Dublin Literary Award: Writer who found her feet as a chiropodist wins €100,000 prize

German Katja Oskamp shares award for Marzahn, Mon Amour with debut translator Jo Heinrich

Dublin City Council today announced German writer Katja Oskamp as the winner of the 2023 Dublin Literary Award, the world’s most valuable annual prize for a single work of fiction with a prize of €100,000.

Oskamp’s winning book, Marzahn, Mon Amour, is a love letter to the Berlin district of Marzahn, where Oskamp worked as a chiropodist after giving up on her career as a writer.

Initially, Oskamp didn’t believe that she had won. “It took some time until it sank in. I didn’t really believe it because sometimes you are being taken for a ride with fake news but when I trusted the information I honestly had to take a lot of alcohol in order to quench my joy!

“This prize honours my work as a writer and as a chiropodist in the most wonderful way possible. I am proud that the jury’s decision draws attention to the moving biographies of my East German compatriots.”


The book is part-memoir, part collective history, told through the stories of Oskamp’s clients and is a moving portrait of ordinary life and the joy to be found in community.

The book’s translator Jo Heinrich receives one quarter of the €100,000 prize money. The book is Heinrich’s debut as a literary translator, having previously worked translating brochures for shoe companies. “I couldn’t believe it,” she said. “I never thought we’d have a chance against such a strong shortlist.”

“I can’t get over the warm reception this book has had, and the way people have really taken it into their hearts. The last few weeks have been mind-blowing for a newbie translator; my concentration span has been decidedly lacking since I heard we’d be here in Dublin – but this is the absolute high point of my life, and I really cannot thank you all enough.”

There were six books on the shortlist, including Cloud Cuckoo Land by Anthony Doerr and The Trees by Percival Everett.
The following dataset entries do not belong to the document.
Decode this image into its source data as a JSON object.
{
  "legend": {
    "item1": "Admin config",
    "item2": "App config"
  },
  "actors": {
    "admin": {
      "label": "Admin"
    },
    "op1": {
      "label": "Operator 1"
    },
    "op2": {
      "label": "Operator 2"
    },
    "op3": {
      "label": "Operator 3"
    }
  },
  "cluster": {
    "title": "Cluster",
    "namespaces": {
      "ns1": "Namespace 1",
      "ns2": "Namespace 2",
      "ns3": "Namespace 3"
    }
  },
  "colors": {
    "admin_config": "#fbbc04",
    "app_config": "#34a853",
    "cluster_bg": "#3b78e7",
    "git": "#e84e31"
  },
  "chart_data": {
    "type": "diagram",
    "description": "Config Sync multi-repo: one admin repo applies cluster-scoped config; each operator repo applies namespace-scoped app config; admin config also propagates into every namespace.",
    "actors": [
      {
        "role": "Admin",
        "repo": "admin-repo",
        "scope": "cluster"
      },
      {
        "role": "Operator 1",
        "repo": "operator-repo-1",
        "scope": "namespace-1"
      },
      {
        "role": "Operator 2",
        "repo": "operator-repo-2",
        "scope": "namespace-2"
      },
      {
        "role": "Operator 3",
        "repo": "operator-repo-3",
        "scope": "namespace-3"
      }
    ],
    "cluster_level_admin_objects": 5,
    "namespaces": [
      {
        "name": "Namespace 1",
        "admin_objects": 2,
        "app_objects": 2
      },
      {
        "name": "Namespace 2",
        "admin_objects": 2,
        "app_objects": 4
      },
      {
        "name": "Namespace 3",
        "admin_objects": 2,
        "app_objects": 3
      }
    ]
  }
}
Nominated by Stadtbüchereien Düsseldorf in Germany, the winning novel was chosen from a longlist of 70 titles nominated by 84 libraries from 31 countries.

The non-voting chairperson of the judging panel, Prof Chris Morash, said, “Every so often, you come across a novel whose simple, direct honesty knocks you sideways. There is an unaffected humility and generosity about Katja Oskamp’s Marzhan, Mon Amour that speaks to the value of community and to the dignity of ordinary lives.”

Lord Mayor of Dublin Caroline Conroy said “Marzahn, Mon Amour is a beautifully written novel. It’s a warm, witty and moving portrait of older residents in Berlin, which offers the reader an insight into a community often overlooked.”

Katja Oskamp and Jo Heinrich will appear at ILFDublin, for an in-depth conversation about the novel, with broadcaster Rick O’Shea, on Friday, May 26th, at 6.15pm in Merrion Square Park (Speranza stage). Book here to attend in person or online.

Copies of the winning title are available to borrow from Dublin City Libraries and from public libraries throughout Ireland. Readers can also borrow the winning novel on BorrowBox in eBook format. Further details about the Award and the winning novel are available on the Award website at dublinliteraryaward.ie

Established in 1994 and sponsored by Dublin City Council, the Dublin Literary Award aims to promote excellence in world literature by presenting an award annually to a novel written in or translated into English. Nominations are made by 84 libraries from 31 countries around the world to create a longlist of some 70 titles.

A six-member international judging panel then selects the winner. This year’s panel included Gabriel Gbadamosi, an Irish and Nigerian poet, playwright and critic based in London, Doireann Ní Ghríofa, the bilingual poet and author of A Ghost In The Throat, and Sarah Moss, author and assistant professor of creative writing at UCD.

Asked how she might use her prize money, Oskamp said, ‘I’m just glad I don’t have to worry about the next few months or years, that I can pay for my life. It might not be so exciting or sexy but overall I’m just going to use the money to live from it.”

An interview with Katja Oskamp and Jo Heinrich will appear in The Irish Times on May 31st

Edel Coffey

Edel Coffey

Edel Coffey, a contributor to The Irish Times, is a journalist and broadcaster. Her first novel, Breaking Point, is published by Sphere